Friends of the Earth Argentina sisters prepare food in the peoples’ canteen run by the Movimiento Nacional Campesino Indígena (MNCI) – Vía Campesina. During the lockdown, the canteen was serving food to 300 neighbours.
The responses that emerged from women in the discussions – to care for their communities during the pandemic, to build a just recovery from the crisis and for system change – were very much community-based. Responses included: networks to ensure donations of health kits, community collection centres, delivery of traditional medicines, workshops on urban and rural agroecological gardening, political appeals, and mobilisation (virtual or physical, depending on the possibilities of each place). Friends of the Earth Cameroon together with rural communities produced a guidebook to raise awareness about water access and gave supplies of soap and water to alleviate the situation. Friends of the Earth Haiti distributed seeds and sanitary kits in rural areas to female heads of households, and led awareness-raising campaigns in busy places such as markets.
“We must build anti-patriarchal, anti-racist, anti-capitalist solutions, based on a community perspective, and on feminist relations.”
Patricia Gonçalves, Friends of the Earth Brazil.
One of the challenges – which will remain at least as long as the pandemic goes on – is how to sustain social mobilisation in the virtual realm, knowing that it is not possible to guarantee equal access to the internet for all people, and those who now work at home are facing higher bills for internet access and electricity. Sophie Ayoo Ogutu of the World March of Women in Kenya warned: “Virtual meetings are helping us connect but there’s a lot of commodification of technology. How many grassroots women can access online conferencing platforms? How many people can actually pay for the internet?”
The main proposals made during the meetings include to:
- Build a large social movement with a common political agenda.
- Make proposals for gender justice and dismantling patriarchy within the Friends of the Earth International federation and in alliance with feminist and other movements.
- Strengthen feminist and ecological narratives that show how peoples’ struggles are deeply interconnected in terms of gender, race and social class.
- Make a global call for building a care economy, which makes visible the burden of the triple working day for women (between paid work, unpaid work and activism), and promotes co-responsibility in care work between women, men and the State.
- Disseminate positive stories of peasant and indigenous women taking control of their livelihoods, through the practice of agroecology, exchange of native seeds, creation of urban and rural community gardens, improving direct access to markets, promotion of food sovereignty, and economic autonomy.
- Promote a just transition with a feminist perspective, denouncing transnational corporations and how they profit from violating the collective rights of peoples.

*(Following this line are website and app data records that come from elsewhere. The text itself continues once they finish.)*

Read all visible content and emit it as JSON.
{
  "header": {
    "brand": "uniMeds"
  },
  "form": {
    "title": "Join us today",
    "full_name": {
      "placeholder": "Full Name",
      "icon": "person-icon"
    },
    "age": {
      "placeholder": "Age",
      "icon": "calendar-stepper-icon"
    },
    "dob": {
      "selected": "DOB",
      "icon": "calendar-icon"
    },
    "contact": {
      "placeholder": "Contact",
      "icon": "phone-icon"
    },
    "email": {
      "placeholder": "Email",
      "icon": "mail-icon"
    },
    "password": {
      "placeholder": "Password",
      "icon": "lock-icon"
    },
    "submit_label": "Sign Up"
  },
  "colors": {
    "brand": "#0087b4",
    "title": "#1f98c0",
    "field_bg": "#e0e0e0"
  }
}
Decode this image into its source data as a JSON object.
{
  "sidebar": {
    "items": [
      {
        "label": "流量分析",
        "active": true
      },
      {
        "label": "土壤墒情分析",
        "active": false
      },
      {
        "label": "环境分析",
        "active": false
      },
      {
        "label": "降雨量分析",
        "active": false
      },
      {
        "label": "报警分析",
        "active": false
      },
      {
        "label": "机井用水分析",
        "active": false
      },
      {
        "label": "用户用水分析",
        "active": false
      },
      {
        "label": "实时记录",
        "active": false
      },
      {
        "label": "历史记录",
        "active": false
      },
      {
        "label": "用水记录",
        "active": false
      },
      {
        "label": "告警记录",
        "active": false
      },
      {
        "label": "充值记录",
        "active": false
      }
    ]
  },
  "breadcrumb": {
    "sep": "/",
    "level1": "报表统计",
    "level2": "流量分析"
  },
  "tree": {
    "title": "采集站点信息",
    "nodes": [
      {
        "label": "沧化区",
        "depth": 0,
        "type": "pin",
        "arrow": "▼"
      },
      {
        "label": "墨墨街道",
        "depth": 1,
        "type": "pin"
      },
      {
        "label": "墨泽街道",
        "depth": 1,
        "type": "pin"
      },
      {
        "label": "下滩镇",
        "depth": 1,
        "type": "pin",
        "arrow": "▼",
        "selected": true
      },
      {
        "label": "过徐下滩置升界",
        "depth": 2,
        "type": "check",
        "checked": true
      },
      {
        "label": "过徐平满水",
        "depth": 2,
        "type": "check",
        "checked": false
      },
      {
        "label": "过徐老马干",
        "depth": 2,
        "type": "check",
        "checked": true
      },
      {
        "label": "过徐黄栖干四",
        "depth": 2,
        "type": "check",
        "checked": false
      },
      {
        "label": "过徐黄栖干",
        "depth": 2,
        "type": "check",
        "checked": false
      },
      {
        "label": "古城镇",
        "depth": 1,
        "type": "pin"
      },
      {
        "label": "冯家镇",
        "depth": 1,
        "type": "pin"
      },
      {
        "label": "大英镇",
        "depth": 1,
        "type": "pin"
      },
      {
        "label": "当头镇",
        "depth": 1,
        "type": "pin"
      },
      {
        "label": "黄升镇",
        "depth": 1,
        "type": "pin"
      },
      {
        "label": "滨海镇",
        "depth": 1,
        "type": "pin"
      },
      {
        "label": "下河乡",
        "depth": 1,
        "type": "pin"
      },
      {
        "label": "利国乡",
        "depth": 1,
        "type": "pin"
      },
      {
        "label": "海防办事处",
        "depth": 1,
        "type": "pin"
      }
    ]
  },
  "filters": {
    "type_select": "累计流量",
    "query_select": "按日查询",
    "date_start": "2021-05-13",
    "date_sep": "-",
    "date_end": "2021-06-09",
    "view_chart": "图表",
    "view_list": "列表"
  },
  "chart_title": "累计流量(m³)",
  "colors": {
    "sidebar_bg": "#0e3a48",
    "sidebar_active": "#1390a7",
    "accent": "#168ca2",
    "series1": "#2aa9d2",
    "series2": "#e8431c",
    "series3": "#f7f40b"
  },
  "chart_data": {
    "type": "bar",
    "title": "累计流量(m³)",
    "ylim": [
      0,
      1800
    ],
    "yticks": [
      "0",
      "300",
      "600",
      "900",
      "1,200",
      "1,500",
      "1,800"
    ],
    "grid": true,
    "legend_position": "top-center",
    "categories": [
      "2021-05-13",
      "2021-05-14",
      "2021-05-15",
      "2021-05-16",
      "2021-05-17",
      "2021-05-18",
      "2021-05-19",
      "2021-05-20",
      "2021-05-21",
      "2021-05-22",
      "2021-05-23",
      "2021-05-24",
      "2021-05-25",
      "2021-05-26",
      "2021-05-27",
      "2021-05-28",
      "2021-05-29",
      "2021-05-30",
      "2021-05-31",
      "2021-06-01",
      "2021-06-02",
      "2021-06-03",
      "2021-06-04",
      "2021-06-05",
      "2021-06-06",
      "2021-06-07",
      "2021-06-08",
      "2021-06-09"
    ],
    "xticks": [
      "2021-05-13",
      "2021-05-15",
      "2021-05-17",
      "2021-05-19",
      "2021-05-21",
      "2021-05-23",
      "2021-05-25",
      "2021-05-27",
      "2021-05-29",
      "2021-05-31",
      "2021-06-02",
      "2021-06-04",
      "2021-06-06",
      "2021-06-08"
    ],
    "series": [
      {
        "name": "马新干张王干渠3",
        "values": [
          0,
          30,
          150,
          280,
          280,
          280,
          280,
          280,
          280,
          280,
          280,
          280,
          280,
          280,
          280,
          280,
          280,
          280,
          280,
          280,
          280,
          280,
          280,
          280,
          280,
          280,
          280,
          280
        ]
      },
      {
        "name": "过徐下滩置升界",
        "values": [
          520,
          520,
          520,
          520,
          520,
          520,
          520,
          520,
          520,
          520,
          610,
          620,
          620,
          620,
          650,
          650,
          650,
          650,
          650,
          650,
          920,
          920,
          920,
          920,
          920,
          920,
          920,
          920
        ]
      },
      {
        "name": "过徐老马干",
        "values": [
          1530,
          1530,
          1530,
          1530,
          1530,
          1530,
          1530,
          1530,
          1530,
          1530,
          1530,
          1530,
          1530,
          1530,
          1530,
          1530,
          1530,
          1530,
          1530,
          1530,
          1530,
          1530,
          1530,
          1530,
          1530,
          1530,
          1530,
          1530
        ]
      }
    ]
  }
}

In short, feminist responses to the COVID-19 crisis show the urgency of putting life at the centre of our demands, from Friends of the Earth International with feminist and allied organisations and social movements, so that States implement public policies in line with this, and that life is not just about survival.
Main illustration by Natalia Salvático, Friends of the Earth Argentina.